For most oceanographers, however, half a million dollars looks like a steal. "From the perspective of buying a car, that looks expensive, but you have to look at the fact that an average research ship costs $20,000 to operate for one day," says Chris von Alt, an engineer at the Woods Hole Oceanographic Institution in Massachusetts. Alt and his colleagues have built robot submarines similar to Dorado, but with different talents. Their vehicles launch easily from rubber Zodiak boats, work over whole seasons for many years, and only cost a month worth of ship research days. One model is available commercially for scientists to purchase and adapt to their own research purposes.

Alt wryly points out another advantage to robot subs. Recently, he and his colleagues took one of his AUVs on test runs off the New Jersey coast, with graduate students following the course of the vehicle from a ship. "The students were getting seasick, feeling miserable and cold, while we were in a warm room onshore having a good time," he says.

To delve deeper into areas left unmonitored by oceanographers, WHOI engineers developed the Autonomous Benthic Explorer, or ABE. Shaped like the Star Trek Enterprise, this vehicle can glide down to 6,000 meters to levitate above the ocean bottom. Al Bradley, an ABE engineer and caretaker, explains how the 1,600-pound vehicle differs from the lightweight Dorado.

"If you are flying in a light plane, you don’t dare fly into low valleys because the mountains may climb faster than you can, so you stay well above the mountains. MBARI’s vehicles are optimized for mid-water or flat areas," he says. Conversely, ABE is designed to take on the rugged terrain of geologically active seafloors, including vertical cliffs, valleys, and mountains. Instead of one main steering propeller, ABE has seven thrusters oriented to allow for movement in any direction, including reversing to travel up overhanging cliffs.

WHOI oceanographers have sent the benthic explorer out to explore cooling underwater lava flows, investigate how new seafloor forms, and study how mineral deposits form in cracks near super-hot water surrounding volcanic vents.
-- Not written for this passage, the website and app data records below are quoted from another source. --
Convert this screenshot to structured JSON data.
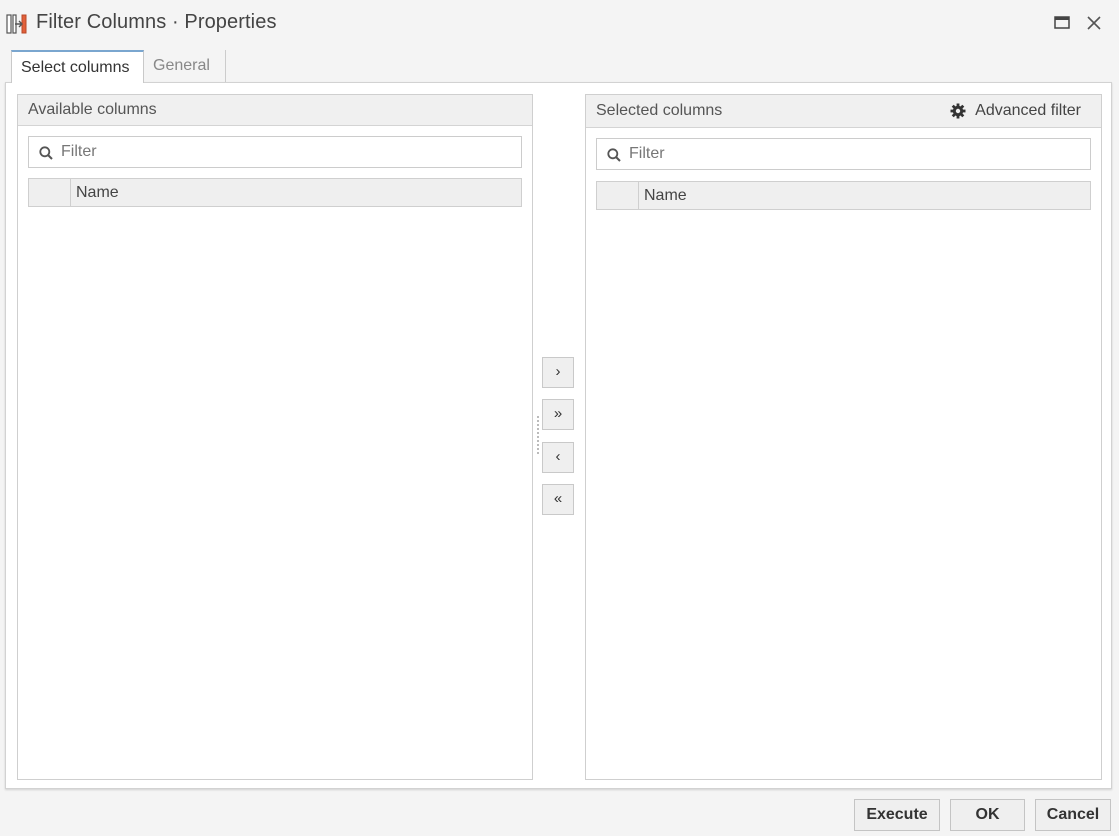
{
  "window": {
    "title": "Filter Columns · Properties",
    "icon": "filter-columns-app-icon"
  },
  "tabs": [
    {
      "label": "Select columns",
      "active": true
    },
    {
      "label": "General",
      "active": false
    }
  ],
  "available_panel": {
    "title": "Available columns",
    "filter_placeholder": "Filter",
    "filter_value": "",
    "column_header": "Name",
    "rows": []
  },
  "selected_panel": {
    "title": "Selected columns",
    "advanced_filter_label": "Advanced filter",
    "filter_placeholder": "Filter",
    "filter_value": "",
    "column_header": "Name",
    "rows": []
  },
  "move_buttons": {
    "add": "›",
    "add_all": "»",
    "remove": "‹",
    "remove_all": "«"
  },
  "footer": {
    "execute_label": "Execute",
    "ok_label": "OK",
    "cancel_label": "Cancel"
  }
}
Many scientists don’t believe the data from ABE at first because they’ve never seen such a detailed view of the bottom of the sea, Bradley says. "The greatest reward to us as engineers is seeing the scientists tearing their hair out trying to figure out what to do with this data that is both exasperating and exhilarating," he says.
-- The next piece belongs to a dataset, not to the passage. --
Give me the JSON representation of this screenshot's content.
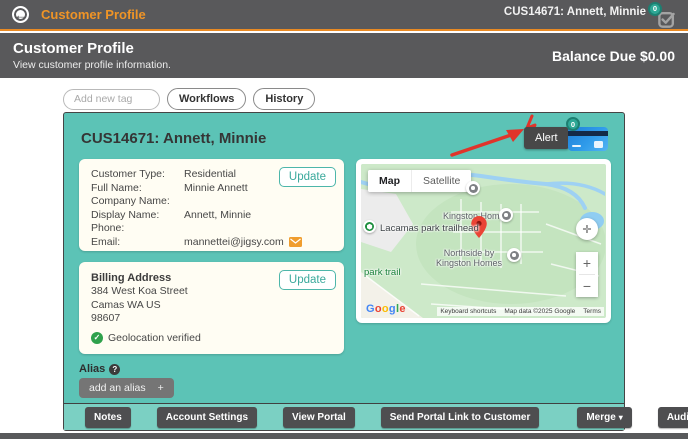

AUVs are revolutionizing the way oceanographers observe the ocean, Bradley says. "Trying to study the bottom of the ocean from a ship is like aliens trying to discover what a football field looks like from orbit. All they see is a tiny green blob. If they use deep-sea submersibles with a video camera, it would be like seeing the species of grass and insects on the field through a galactic microscope. What you need is the helicopter that hovers and scans back and forth and gives you a survey that tells you it is a rectangle of grass with white lines on it."
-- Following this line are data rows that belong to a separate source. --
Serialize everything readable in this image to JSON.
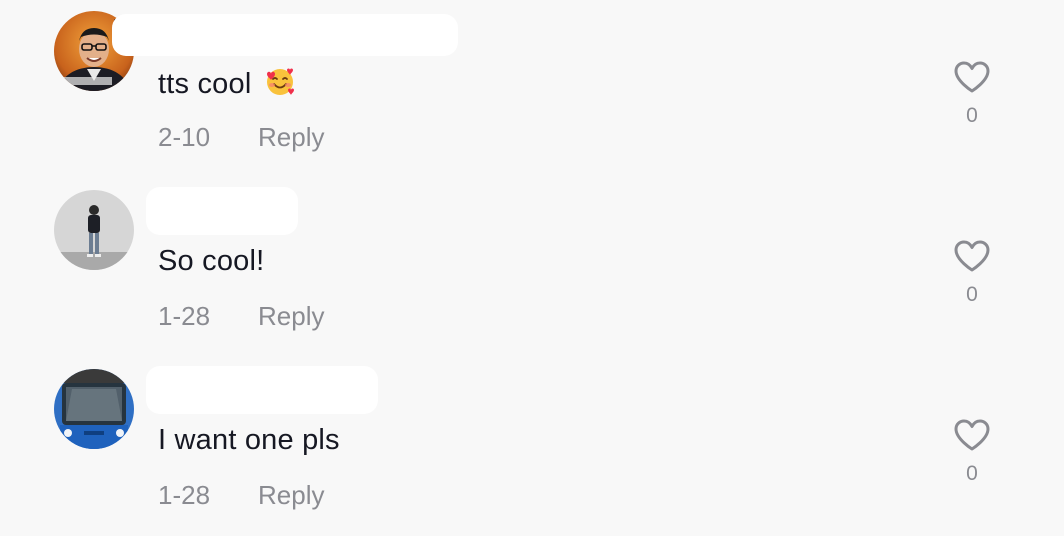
{
  "comments": [
    {
      "text": "tts cool",
      "emoji": "smiling-face-with-hearts",
      "date": "2-10",
      "reply_label": "Reply",
      "likes": "0"
    },
    {
      "text": "So cool!",
      "date": "1-28",
      "reply_label": "Reply",
      "likes": "0"
    },
    {
      "text": "I want one pls",
      "date": "1-28",
      "reply_label": "Reply",
      "likes": "0"
    }
  ],
  "colors": {
    "background": "#f8f8f8",
    "text_primary": "#161823",
    "text_secondary": "#8a8b91",
    "heart_outline": "#8a8b91"
  },
  "icons": {
    "like": "heart-outline-icon",
    "emoji": "smiling-face-with-hearts-icon"
  }
}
In other words, robot submarines give scientists a powerful way to spy on the ocean. Eventually, scientists hope to dock AUVs out at sea, where they could alert computers on shore when events such as toxic algal blooms occur. Then, with the push of a button, scientists could deploy the AUV to monitor the event, without ever getting their own feet wet. The knowledge gleaned from these free-roving ocean sentinels will reshape our understanding of marine chemistry, geology, and biology–forces that give the planet weather, continents, and life.

"The ocean is fundamentally opaque," says MBARI’s Bellingham. "The only way to visualize it is to introduce sensors on a platform like an AUV." The AUV takes researchers to places they otherwise couldn’t explore, such as the Arctic basin. "The Arctic is the canary in the coal mine for global climate change. The ice there is in fact warming and melting. But is it global warming or the Arctic oscillation, a normal climate cycle?" asks Bellingham. "You really need an AUV to get at these problems."